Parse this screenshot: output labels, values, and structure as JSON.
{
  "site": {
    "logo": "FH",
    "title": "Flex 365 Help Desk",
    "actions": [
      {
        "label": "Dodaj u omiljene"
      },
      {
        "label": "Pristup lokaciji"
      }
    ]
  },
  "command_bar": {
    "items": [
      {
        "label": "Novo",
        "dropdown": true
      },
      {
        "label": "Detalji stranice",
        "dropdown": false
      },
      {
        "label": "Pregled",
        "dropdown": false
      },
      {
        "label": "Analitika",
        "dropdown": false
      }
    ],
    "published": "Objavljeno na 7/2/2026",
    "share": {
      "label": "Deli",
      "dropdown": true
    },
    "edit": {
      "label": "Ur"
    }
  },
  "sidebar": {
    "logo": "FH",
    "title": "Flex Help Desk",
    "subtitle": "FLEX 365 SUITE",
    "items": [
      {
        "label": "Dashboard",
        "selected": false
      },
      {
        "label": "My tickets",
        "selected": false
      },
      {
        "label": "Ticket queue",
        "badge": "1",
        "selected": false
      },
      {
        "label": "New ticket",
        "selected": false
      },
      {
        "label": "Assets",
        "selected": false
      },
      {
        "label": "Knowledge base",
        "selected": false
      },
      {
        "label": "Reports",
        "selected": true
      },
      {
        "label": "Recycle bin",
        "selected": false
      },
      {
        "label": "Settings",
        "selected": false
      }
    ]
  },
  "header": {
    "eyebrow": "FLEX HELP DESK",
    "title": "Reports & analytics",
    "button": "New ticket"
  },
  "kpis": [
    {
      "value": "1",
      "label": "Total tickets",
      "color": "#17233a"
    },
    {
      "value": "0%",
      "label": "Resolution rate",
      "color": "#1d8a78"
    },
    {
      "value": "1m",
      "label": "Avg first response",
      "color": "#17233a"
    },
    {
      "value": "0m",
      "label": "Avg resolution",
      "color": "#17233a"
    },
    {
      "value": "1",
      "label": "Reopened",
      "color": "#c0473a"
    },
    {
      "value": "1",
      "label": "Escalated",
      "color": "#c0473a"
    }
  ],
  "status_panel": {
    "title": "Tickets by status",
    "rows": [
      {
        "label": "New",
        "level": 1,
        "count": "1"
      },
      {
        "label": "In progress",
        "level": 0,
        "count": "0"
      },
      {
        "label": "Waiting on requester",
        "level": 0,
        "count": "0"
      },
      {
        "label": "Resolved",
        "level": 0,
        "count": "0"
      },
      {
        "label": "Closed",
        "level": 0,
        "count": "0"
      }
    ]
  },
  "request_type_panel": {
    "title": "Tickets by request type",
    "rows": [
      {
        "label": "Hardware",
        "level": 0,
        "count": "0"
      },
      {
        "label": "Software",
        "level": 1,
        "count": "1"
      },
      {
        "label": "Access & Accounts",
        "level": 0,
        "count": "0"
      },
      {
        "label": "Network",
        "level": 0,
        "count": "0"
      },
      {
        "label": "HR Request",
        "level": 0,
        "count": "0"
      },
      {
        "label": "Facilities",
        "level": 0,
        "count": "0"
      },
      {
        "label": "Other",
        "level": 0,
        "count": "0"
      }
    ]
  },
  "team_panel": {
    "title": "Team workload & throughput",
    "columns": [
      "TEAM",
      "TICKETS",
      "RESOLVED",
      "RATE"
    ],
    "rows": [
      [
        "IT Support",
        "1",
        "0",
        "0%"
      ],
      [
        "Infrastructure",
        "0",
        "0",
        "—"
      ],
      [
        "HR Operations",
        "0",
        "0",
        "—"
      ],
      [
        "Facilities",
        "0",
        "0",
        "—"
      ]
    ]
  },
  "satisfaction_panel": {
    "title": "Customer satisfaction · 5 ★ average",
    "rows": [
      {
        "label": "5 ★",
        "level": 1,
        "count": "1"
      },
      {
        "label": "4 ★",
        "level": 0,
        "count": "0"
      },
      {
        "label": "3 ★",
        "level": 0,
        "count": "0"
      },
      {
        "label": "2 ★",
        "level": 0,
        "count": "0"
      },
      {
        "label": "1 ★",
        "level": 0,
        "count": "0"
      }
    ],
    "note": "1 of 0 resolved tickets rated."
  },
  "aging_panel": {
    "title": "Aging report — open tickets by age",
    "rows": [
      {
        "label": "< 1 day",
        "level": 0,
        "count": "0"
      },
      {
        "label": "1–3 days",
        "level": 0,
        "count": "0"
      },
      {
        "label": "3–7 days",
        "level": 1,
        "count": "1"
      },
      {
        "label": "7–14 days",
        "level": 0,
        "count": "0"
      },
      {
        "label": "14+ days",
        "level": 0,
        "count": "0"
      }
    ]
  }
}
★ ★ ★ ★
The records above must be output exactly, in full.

Parse this screenshot: output labels, values, and structure as JSON.
{
  "site": {
    "logo": "FH",
    "title": "Flex 365 Help Desk",
    "actions": [
      {
        "label": "Dodaj u omiljene"
      },
      {
        "label": "Pristup lokaciji"
      }
    ]
  },
  "command_bar": {
    "items": [
      {
        "label": "Novo",
        "dropdown": true
      },
      {
        "label": "Detalji stranice",
        "dropdown": false
      },
      {
        "label": "Pregled",
        "dropdown": false
      },
      {
        "label": "Analitika",
        "dropdown": false
      }
    ],
    "published": "Objavljeno na 7/2/2026",
    "share": {
      "label": "Deli",
      "dropdown": true
    },
    "edit": {
      "label": "Ur"
    }
  },
  "sidebar": {
    "logo": "FH",
    "title": "Flex Help Desk",
    "subtitle": "FLEX 365 SUITE",
    "items": [
      {
        "label": "Dashboard",
        "selected": false
      },
      {
        "label": "My tickets",
        "selected": false
      },
      {
        "label": "Ticket queue",
        "badge": "1",
        "selected": false
      },
      {
        "label": "New ticket",
        "selected": false
      },
      {
        "label": "Assets",
        "selected": false
      },
      {
        "label": "Knowledge base",
        "selected": false
      },
      {
        "label": "Reports",
        "selected": true
      },
      {
        "label": "Recycle bin",
        "selected": false
      },
      {
        "label": "Settings",
        "selected": false
      }
    ]
  },
  "header": {
    "eyebrow": "FLEX HELP DESK",
    "title": "Reports & analytics",
    "button": "New ticket"
  },
  "kpis": [
    {
      "value": "1",
      "label": "Total tickets",
      "color": "#17233a"
    },
    {
      "value": "0%",
      "label": "Resolution rate",
      "color": "#1d8a78"
    },
    {
      "value": "1m",
      "label": "Avg first response",
      "color": "#17233a"
    },
    {
      "value": "0m",
      "label": "Avg resolution",
      "color": "#17233a"
    },
    {
      "value": "1",
      "label": "Reopened",
      "color": "#c0473a"
    },
    {
      "value": "1",
      "label": "Escalated",
      "color": "#c0473a"
    }
  ],
  "status_panel": {
    "title": "Tickets by status",
    "rows": [
      {
        "label": "New",
        "level": 1,
        "count": "1"
      },
      {
        "label": "In progress",
        "level": 0,
        "count": "0"
      },
      {
        "label": "Waiting on requester",
        "level": 0,
        "count": "0"
      },
      {
        "label": "Resolved",
        "level": 0,
        "count": "0"
      },
      {
        "label": "Closed",
        "level": 0,
        "count": "0"
      }
    ]
  },
  "request_type_panel": {
    "title": "Tickets by request type",
    "rows": [
      {
        "label": "Hardware",
        "level": 0,
        "count": "0"
      },
      {
        "label": "Software",
        "level": 1,
        "count": "1"
      },
      {
        "label": "Access & Accounts",
        "level": 0,
        "count": "0"
      },
      {
        "label": "Network",
        "level": 0,
        "count": "0"
      },
      {
        "label": "HR Request",
        "level": 0,
        "count": "0"
      },
      {
        "label": "Facilities",
        "level": 0,
        "count": "0"
      },
      {
        "label": "Other",
        "level": 0,
        "count": "0"
      }
    ]
  },
  "team_panel": {
    "title": "Team workload & throughput",
    "columns": [
      "TEAM",
      "TICKETS",
      "RESOLVED",
      "RATE"
    ],
    "rows": [
      [
        "IT Support",
        "1",
        "0",
        "0%"
      ],
      [
        "Infrastructure",
        "0",
        "0",
        "—"
      ],
      [
        "HR Operations",
        "0",
        "0",
        "—"
      ],
      [
        "Facilities",
        "0",
        "0",
        "—"
      ]
    ]
  },
  "satisfaction_panel": {
    "title": "Customer satisfaction · 5 ★ average",
    "rows": [
      {
        "label": "5 ★",
        "level": 1,
        "count": "1"
      },
      {
        "label": "4 ★",
        "level": 0,
        "count": "0"
      },
      {
        "label": "3 ★",
        "level": 0,
        "count": "0"
      },
      {
        "label": "2 ★",
        "level": 0,
        "count": "0"
      },
      {
        "label": "1 ★",
        "level": 0,
        "count": "0"
      }
    ],
    "note": "1 of 0 resolved tickets rated."
  },
  "aging_panel": {
    "title": "Aging report — open tickets by age",
    "rows": [
      {
        "label": "< 1 day",
        "level": 0,
        "count": "0"
      },
      {
        "label": "1–3 days",
        "level": 0,
        "count": "0"
      },
      {
        "label": "3–7 days",
        "level": 1,
        "count": "1"
      },
      {
        "label": "7–14 days",
        "level": 0,
        "count": "0"
      },
      {
        "label": "14+ days",
        "level": 0,
        "count": "0"
      }
    ]
  }
}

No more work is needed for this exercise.